══ PROVIDED INFORMATION ══

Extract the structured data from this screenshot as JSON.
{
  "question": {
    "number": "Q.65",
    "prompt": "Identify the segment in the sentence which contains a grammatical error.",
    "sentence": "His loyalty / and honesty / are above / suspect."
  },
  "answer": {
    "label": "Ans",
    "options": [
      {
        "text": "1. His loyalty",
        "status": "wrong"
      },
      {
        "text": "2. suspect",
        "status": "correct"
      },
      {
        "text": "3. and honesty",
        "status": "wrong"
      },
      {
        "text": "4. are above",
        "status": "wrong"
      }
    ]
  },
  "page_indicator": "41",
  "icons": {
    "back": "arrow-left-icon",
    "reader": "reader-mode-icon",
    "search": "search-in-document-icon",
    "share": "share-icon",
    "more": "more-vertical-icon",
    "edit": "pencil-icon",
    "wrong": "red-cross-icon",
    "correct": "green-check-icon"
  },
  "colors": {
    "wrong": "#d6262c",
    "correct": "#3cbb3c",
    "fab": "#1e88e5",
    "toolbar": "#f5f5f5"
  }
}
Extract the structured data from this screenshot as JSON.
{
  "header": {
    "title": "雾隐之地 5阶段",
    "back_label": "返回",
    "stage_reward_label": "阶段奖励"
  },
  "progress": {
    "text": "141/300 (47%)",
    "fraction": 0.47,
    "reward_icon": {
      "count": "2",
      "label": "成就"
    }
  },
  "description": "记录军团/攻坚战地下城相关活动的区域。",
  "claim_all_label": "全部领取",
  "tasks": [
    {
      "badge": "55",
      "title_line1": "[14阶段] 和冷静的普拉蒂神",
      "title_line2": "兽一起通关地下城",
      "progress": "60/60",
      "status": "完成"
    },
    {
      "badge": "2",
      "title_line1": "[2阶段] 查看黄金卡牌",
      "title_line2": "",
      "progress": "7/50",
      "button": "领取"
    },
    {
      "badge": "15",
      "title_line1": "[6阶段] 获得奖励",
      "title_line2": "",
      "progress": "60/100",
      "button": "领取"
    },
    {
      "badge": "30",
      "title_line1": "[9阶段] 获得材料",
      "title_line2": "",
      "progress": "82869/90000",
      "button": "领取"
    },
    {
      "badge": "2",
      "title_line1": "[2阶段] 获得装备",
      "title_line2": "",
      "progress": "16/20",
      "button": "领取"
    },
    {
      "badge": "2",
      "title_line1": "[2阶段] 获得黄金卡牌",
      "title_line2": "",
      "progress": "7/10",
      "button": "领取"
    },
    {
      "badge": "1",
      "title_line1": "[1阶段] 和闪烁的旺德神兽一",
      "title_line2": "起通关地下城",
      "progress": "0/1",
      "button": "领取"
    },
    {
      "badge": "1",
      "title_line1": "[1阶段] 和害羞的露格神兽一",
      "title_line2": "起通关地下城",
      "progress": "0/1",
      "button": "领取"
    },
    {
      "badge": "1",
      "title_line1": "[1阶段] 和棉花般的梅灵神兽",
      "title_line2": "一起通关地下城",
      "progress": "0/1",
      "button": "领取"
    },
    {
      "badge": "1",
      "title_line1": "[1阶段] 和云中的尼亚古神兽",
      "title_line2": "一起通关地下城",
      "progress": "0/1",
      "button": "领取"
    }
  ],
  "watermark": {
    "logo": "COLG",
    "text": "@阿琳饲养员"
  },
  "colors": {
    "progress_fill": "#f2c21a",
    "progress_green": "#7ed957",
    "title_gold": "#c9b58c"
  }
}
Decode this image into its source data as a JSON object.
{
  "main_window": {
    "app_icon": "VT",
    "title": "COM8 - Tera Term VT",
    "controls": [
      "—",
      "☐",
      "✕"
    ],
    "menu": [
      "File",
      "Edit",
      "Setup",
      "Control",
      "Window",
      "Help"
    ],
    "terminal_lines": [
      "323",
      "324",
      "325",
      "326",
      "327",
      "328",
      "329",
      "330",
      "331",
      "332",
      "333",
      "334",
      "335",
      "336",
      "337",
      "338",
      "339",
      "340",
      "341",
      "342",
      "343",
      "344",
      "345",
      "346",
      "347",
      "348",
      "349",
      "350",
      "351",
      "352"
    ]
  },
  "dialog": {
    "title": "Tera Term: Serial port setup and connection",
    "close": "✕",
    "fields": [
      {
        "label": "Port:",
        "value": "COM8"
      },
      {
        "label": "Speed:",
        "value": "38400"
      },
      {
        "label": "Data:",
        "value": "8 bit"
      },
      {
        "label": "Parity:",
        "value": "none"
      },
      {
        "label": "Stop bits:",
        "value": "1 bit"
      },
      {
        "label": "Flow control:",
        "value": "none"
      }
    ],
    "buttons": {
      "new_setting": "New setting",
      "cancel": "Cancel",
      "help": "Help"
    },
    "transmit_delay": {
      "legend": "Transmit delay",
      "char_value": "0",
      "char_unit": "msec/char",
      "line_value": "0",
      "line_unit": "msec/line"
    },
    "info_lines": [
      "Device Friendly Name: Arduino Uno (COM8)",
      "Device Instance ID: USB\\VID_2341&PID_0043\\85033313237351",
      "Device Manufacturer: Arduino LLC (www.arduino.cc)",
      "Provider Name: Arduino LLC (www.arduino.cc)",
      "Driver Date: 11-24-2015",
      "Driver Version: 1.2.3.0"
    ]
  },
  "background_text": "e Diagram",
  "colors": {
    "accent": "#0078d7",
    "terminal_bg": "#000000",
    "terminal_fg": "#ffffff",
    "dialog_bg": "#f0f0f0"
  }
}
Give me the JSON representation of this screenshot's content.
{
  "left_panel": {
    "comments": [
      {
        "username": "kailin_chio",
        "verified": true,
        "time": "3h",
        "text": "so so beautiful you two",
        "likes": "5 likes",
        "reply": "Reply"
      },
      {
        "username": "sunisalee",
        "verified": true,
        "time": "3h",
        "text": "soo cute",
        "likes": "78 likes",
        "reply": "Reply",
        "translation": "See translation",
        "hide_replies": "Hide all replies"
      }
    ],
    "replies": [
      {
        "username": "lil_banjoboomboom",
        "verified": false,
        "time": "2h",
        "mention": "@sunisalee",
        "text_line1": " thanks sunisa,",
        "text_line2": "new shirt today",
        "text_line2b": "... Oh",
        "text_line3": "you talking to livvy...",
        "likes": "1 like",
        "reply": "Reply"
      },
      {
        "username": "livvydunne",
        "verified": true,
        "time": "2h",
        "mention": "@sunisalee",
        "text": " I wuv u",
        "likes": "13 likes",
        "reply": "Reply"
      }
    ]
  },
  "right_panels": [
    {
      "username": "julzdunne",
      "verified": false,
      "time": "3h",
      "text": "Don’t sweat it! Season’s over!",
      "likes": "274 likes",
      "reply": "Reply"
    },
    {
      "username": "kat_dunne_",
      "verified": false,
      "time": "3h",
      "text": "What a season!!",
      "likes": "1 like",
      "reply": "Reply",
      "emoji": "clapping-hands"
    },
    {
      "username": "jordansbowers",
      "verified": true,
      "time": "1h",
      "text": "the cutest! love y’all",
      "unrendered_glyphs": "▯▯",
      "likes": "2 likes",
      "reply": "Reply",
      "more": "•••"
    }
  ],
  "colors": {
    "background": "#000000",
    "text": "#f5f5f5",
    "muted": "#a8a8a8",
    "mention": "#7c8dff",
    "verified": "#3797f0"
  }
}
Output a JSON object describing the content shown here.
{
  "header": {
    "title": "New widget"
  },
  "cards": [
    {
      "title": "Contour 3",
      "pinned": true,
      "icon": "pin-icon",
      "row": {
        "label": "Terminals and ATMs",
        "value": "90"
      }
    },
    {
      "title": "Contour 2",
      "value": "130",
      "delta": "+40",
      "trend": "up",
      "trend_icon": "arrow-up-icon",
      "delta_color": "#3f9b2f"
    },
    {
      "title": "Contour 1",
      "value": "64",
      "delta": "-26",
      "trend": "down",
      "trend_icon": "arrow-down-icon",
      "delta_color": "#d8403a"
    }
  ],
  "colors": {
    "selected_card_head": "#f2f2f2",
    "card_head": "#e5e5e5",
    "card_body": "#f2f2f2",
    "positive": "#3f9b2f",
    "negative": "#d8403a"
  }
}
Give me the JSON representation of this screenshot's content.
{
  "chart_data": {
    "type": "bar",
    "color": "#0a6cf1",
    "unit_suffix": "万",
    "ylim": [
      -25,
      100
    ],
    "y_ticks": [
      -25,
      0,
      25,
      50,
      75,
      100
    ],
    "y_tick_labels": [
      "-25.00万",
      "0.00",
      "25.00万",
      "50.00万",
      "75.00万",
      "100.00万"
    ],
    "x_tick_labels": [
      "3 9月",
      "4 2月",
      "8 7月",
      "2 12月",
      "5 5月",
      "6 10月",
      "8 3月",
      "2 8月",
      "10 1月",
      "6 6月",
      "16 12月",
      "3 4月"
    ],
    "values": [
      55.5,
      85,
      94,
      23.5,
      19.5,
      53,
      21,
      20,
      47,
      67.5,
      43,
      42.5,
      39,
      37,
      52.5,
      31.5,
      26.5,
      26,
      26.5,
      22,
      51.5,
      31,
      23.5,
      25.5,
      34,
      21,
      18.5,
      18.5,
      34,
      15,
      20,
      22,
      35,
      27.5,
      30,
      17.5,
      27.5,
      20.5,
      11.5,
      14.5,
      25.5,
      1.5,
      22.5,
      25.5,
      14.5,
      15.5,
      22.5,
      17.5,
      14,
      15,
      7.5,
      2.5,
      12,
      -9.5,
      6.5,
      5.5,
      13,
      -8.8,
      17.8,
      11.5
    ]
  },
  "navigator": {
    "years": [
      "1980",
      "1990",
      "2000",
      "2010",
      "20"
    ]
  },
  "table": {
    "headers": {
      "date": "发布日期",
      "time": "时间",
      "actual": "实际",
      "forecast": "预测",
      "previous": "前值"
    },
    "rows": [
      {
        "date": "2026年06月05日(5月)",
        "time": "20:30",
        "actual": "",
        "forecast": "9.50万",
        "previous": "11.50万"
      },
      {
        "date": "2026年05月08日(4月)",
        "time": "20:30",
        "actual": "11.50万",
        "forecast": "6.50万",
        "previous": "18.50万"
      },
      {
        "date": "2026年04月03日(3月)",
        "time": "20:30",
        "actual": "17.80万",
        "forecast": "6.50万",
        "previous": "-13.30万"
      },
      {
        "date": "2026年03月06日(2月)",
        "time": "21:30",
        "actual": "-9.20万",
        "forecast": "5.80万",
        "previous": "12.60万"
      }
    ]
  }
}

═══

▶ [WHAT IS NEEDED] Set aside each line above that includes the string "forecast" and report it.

▶ [SOLUTION FOR THIS TASK]
      "forecast": "预测",
        "forecast": "9.50万",
        "forecast": "6.50万",
        "forecast": "6.50万",
        "forecast": "5.80万",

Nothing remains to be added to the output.